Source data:

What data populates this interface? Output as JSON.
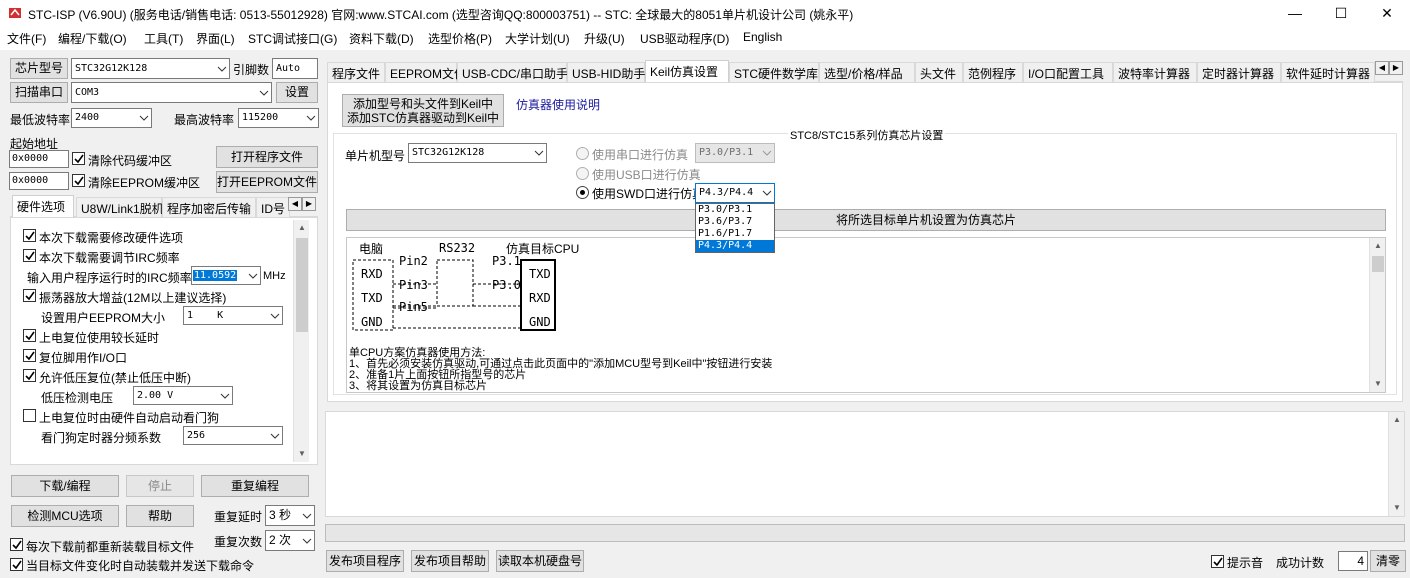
{
  "window": {
    "title": "STC-ISP (V6.90U) (服务电话/销售电话: 0513-55012928) 官网:www.STCAI.com  (选型咨询QQ:800003751) -- STC: 全球最大的8051单片机设计公司 (姚永平)",
    "minimize": "—",
    "maximize": "☐",
    "close": "✕"
  },
  "menu": [
    "文件(F)",
    "编程/下载(O)",
    "工具(T)",
    "界面(L)",
    "STC调试接口(G)",
    "资料下载(D)",
    "选型价格(P)",
    "大学计划(U)",
    "升级(U)",
    "USB驱动程序(D)",
    "English"
  ],
  "left": {
    "chip_label": "芯片型号",
    "chip_value": "STC32G12K128",
    "pins_label": "引脚数",
    "pins_value": "Auto",
    "scan_label": "扫描串口",
    "port_value": "COM3",
    "settings_label": "设置",
    "min_baud_label": "最低波特率",
    "min_baud_value": "2400",
    "max_baud_label": "最高波特率",
    "max_baud_value": "115200",
    "start_addr_label": "起始地址",
    "addr1": "0x0000",
    "clear_code_label": "清除代码缓冲区",
    "open_prog_label": "打开程序文件",
    "addr2": "0x0000",
    "clear_eeprom_label": "清除EEPROM缓冲区",
    "open_eeprom_label": "打开EEPROM文件",
    "tabs": [
      "硬件选项",
      "U8W/Link1脱机",
      "程序加密后传输",
      "ID号"
    ],
    "hw": {
      "opt1": "本次下载需要修改硬件选项",
      "opt2": "本次下载需要调节IRC频率",
      "irc_label": "输入用户程序运行时的IRC频率",
      "irc_value": "11.0592",
      "irc_unit": "MHz",
      "opt3": "振荡器放大增益(12M以上建议选择)",
      "eeprom_size_label": "设置用户EEPROM大小",
      "eeprom_size_value": "1    K",
      "opt4": "上电复位使用较长延时",
      "opt5": "复位脚用作I/O口",
      "opt6": "允许低压复位(禁止低压中断)",
      "lv_label": "低压检测电压",
      "lv_value": "2.00 V",
      "opt7": "上电复位时由硬件自动启动看门狗",
      "wdt_label": "看门狗定时器分频系数",
      "wdt_value": "256"
    },
    "download_label": "下载/编程",
    "stop_label": "停止",
    "reprog_label": "重复编程",
    "detect_label": "检测MCU选项",
    "help_label": "帮助",
    "repeat_delay_label": "重复延时",
    "repeat_delay_value": "3 秒",
    "repeat_count_label": "重复次数",
    "repeat_count_value": "2 次",
    "reload_label": "每次下载前都重新装载目标文件",
    "auto_load_label": "当目标文件变化时自动装载并发送下载命令"
  },
  "right": {
    "tabs": [
      "程序文件",
      "EEPROM文件",
      "USB-CDC/串口助手",
      "USB-HID助手",
      "Keil仿真设置",
      "STC硬件数学库",
      "选型/价格/样品",
      "头文件",
      "范例程序",
      "I/O口配置工具",
      "波特率计算器",
      "定时器计算器",
      "软件延时计算器"
    ],
    "add_btn_line1": "添加型号和头文件到Keil中",
    "add_btn_line2": "添加STC仿真器驱动到Keil中",
    "usage_link": "仿真器使用说明",
    "group_title": "STC8/STC15系列仿真芯片设置",
    "mcu_label": "单片机型号",
    "mcu_value": "STC32G12K128",
    "r_serial": "使用串口进行仿真",
    "serial_value": "P3.0/P3.1",
    "r_usb": "使用USB口进行仿真",
    "r_swd": "使用SWD口进行仿真",
    "swd_value": "P4.3/P4.4",
    "swd_options": [
      "P3.0/P3.1",
      "P3.6/P3.7",
      "P1.6/P1.7",
      "P4.3/P4.4"
    ],
    "set_emu_label": "将所选目标单片机设置为仿真芯片",
    "diagram": {
      "pc": "电脑",
      "rs232": "RS232",
      "target": "仿真目标CPU",
      "rxd": "RXD",
      "txd": "TXD",
      "gnd": "GND",
      "pin2": "Pin2",
      "pin3": "Pin3",
      "pin5": "Pin5",
      "p31": "P3.1",
      "p30": "P3.0"
    },
    "notes": [
      "单CPU方案仿真器使用方法:",
      "1、首先必须安装仿真驱动,可通过点击此页面中的\"添加MCU型号到Keil中\"按钮进行安装",
      "2、准备1片上面按钮所指型号的芯片",
      "3、将其设置为仿真目标芯片"
    ]
  },
  "bottom": {
    "publish_prog": "发布项目程序",
    "publish_help": "发布项目帮助",
    "read_disk": "读取本机硬盘号",
    "beep_label": "提示音",
    "success_count_label": "成功计数",
    "success_count_value": "4",
    "clear_label": "清零"
  }
}
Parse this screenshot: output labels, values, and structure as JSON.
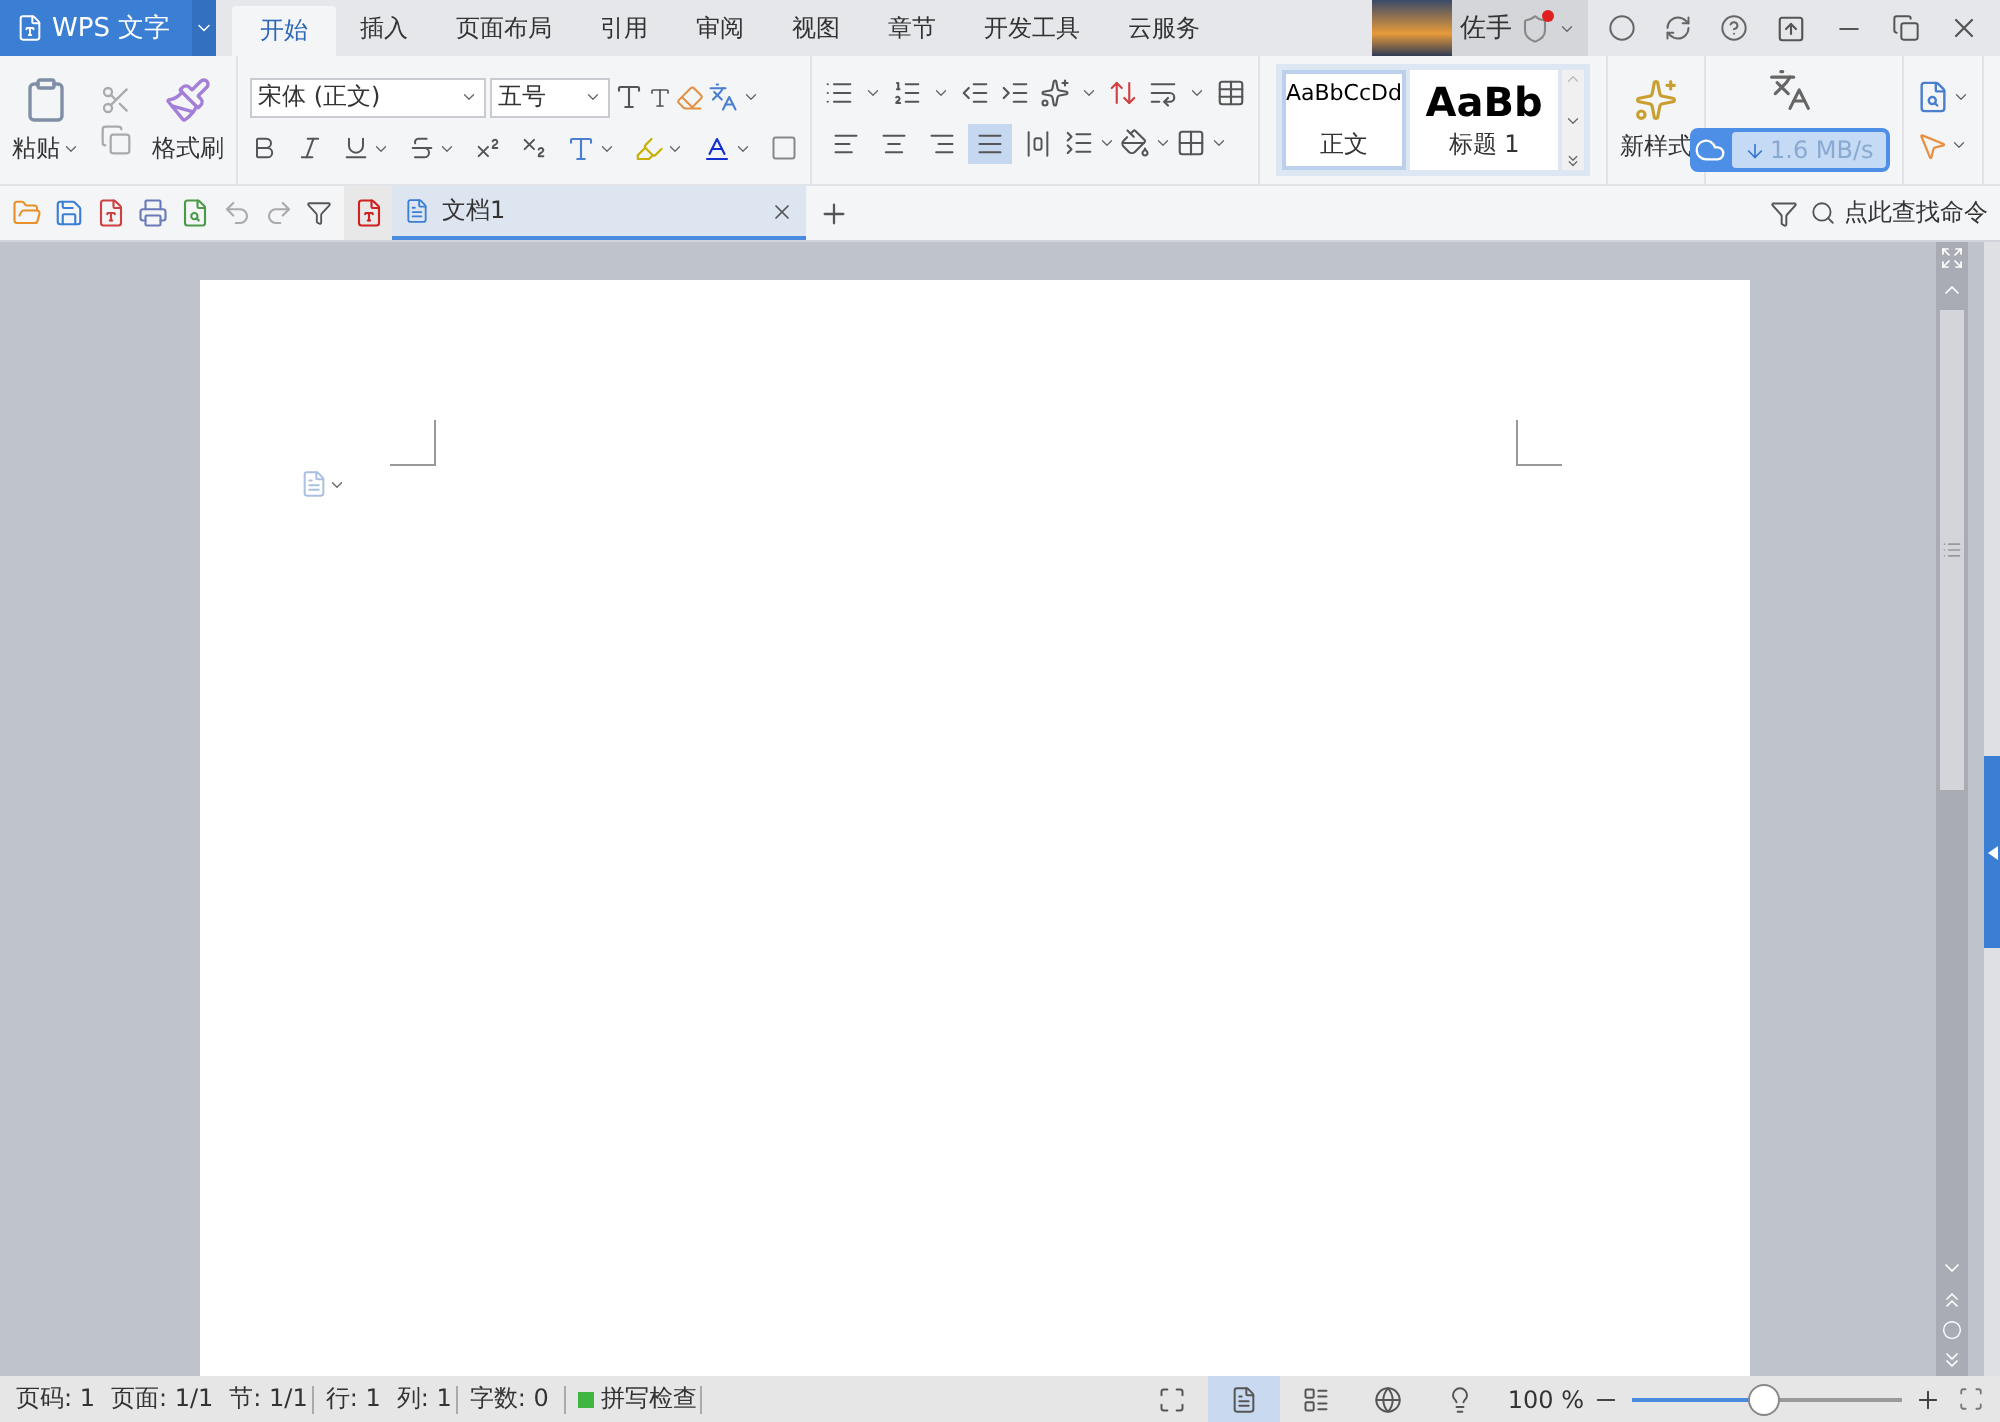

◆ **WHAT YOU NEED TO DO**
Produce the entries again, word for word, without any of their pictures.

◆ **SOLUTION TO THIS EXERCISE**
What data populates this interface? Output as JSON.
{
  "window": {
    "title": "STC-ISP (V6.90U) (服务电话/销售电话: 0513-55012928) 官网:www.STCAI.com  (选型咨询QQ:800003751) -- STC: 全球最大的8051单片机设计公司 (姚永平)",
    "minimize": "—",
    "maximize": "☐",
    "close": "✕"
  },
  "menu": [
    "文件(F)",
    "编程/下载(O)",
    "工具(T)",
    "界面(L)",
    "STC调试接口(G)",
    "资料下载(D)",
    "选型价格(P)",
    "大学计划(U)",
    "升级(U)",
    "USB驱动程序(D)",
    "English"
  ],
  "left": {
    "chip_label": "芯片型号",
    "chip_value": "STC32G12K128",
    "pins_label": "引脚数",
    "pins_value": "Auto",
    "scan_label": "扫描串口",
    "port_value": "COM3",
    "settings_label": "设置",
    "min_baud_label": "最低波特率",
    "min_baud_value": "2400",
    "max_baud_label": "最高波特率",
    "max_baud_value": "115200",
    "start_addr_label": "起始地址",
    "addr1": "0x0000",
    "clear_code_label": "清除代码缓冲区",
    "open_prog_label": "打开程序文件",
    "addr2": "0x0000",
    "clear_eeprom_label": "清除EEPROM缓冲区",
    "open_eeprom_label": "打开EEPROM文件",
    "tabs": [
      "硬件选项",
      "U8W/Link1脱机",
      "程序加密后传输",
      "ID号"
    ],
    "hw": {
      "opt1": "本次下载需要修改硬件选项",
      "opt2": "本次下载需要调节IRC频率",
      "irc_label": "输入用户程序运行时的IRC频率",
      "irc_value": "11.0592",
      "irc_unit": "MHz",
      "opt3": "振荡器放大增益(12M以上建议选择)",
      "eeprom_size_label": "设置用户EEPROM大小",
      "eeprom_size_value": "1    K",
      "opt4": "上电复位使用较长延时",
      "opt5": "复位脚用作I/O口",
      "opt6": "允许低压复位(禁止低压中断)",
      "lv_label": "低压检测电压",
      "lv_value": "2.00 V",
      "opt7": "上电复位时由硬件自动启动看门狗",
      "wdt_label": "看门狗定时器分频系数",
      "wdt_value": "256"
    },
    "download_label": "下载/编程",
    "stop_label": "停止",
    "reprog_label": "重复编程",
    "detect_label": "检测MCU选项",
    "help_label": "帮助",
    "repeat_delay_label": "重复延时",
    "repeat_delay_value": "3 秒",
    "repeat_count_label": "重复次数",
    "repeat_count_value": "2 次",
    "reload_label": "每次下载前都重新装载目标文件",
    "auto_load_label": "当目标文件变化时自动装载并发送下载命令"
  },
  "right": {
    "tabs": [
      "程序文件",
      "EEPROM文件",
      "USB-CDC/串口助手",
      "USB-HID助手",
      "Keil仿真设置",
      "STC硬件数学库",
      "选型/价格/样品",
      "头文件",
      "范例程序",
      "I/O口配置工具",
      "波特率计算器",
      "定时器计算器",
      "软件延时计算器"
    ],
    "add_btn_line1": "添加型号和头文件到Keil中",
    "add_btn_line2": "添加STC仿真器驱动到Keil中",
    "usage_link": "仿真器使用说明",
    "group_title": "STC8/STC15系列仿真芯片设置",
    "mcu_label": "单片机型号",
    "mcu_value": "STC32G12K128",
    "r_serial": "使用串口进行仿真",
    "serial_value": "P3.0/P3.1",
    "r_usb": "使用USB口进行仿真",
    "r_swd": "使用SWD口进行仿真",
    "swd_value": "P4.3/P4.4",
    "swd_options": [
      "P3.0/P3.1",
      "P3.6/P3.7",
      "P1.6/P1.7",
      "P4.3/P4.4"
    ],
    "set_emu_label": "将所选目标单片机设置为仿真芯片",
    "diagram": {
      "pc": "电脑",
      "rs232": "RS232",
      "target": "仿真目标CPU",
      "rxd": "RXD",
      "txd": "TXD",
      "gnd": "GND",
      "pin2": "Pin2",
      "pin3": "Pin3",
      "pin5": "Pin5",
      "p31": "P3.1",
      "p30": "P3.0"
    },
    "notes": [
      "单CPU方案仿真器使用方法:",
      "1、首先必须安装仿真驱动,可通过点击此页面中的\"添加MCU型号到Keil中\"按钮进行安装",
      "2、准备1片上面按钮所指型号的芯片",
      "3、将其设置为仿真目标芯片"
    ]
  },
  "bottom": {
    "publish_prog": "发布项目程序",
    "publish_help": "发布项目帮助",
    "read_disk": "读取本机硬盘号",
    "beep_label": "提示音",
    "success_count_label": "成功计数",
    "success_count_value": "4",
    "clear_label": "清零"
  }
}
Parse this screenshot: output labels, values, and structure as JSON.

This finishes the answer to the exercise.